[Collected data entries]

________________

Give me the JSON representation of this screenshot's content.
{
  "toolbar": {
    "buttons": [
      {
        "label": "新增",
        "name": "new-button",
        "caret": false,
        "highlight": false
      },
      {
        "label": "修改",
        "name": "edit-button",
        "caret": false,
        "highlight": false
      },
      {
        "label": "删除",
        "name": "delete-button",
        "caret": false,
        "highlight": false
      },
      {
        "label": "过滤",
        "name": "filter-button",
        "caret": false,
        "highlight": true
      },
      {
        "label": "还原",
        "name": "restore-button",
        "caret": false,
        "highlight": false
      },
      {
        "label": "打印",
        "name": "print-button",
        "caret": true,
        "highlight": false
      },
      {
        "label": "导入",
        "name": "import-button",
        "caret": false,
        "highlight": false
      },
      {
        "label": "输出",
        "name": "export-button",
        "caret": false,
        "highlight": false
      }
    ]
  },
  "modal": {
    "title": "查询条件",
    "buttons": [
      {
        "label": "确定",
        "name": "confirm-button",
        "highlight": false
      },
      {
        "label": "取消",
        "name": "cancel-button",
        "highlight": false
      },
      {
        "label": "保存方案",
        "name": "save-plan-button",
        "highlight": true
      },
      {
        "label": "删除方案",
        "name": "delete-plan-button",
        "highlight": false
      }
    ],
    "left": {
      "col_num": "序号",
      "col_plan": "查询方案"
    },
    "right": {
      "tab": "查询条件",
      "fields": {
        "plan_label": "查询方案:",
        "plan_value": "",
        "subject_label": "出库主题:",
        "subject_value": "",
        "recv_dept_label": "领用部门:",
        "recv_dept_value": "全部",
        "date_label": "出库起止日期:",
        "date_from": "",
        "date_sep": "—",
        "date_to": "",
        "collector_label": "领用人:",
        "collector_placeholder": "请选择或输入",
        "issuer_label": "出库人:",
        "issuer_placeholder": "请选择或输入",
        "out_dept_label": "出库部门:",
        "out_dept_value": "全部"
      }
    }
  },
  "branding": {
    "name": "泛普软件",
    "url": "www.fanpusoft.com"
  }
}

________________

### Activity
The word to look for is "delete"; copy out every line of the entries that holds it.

### Problem solution
        "name": "delete-button",
        "name": "delete-plan-button",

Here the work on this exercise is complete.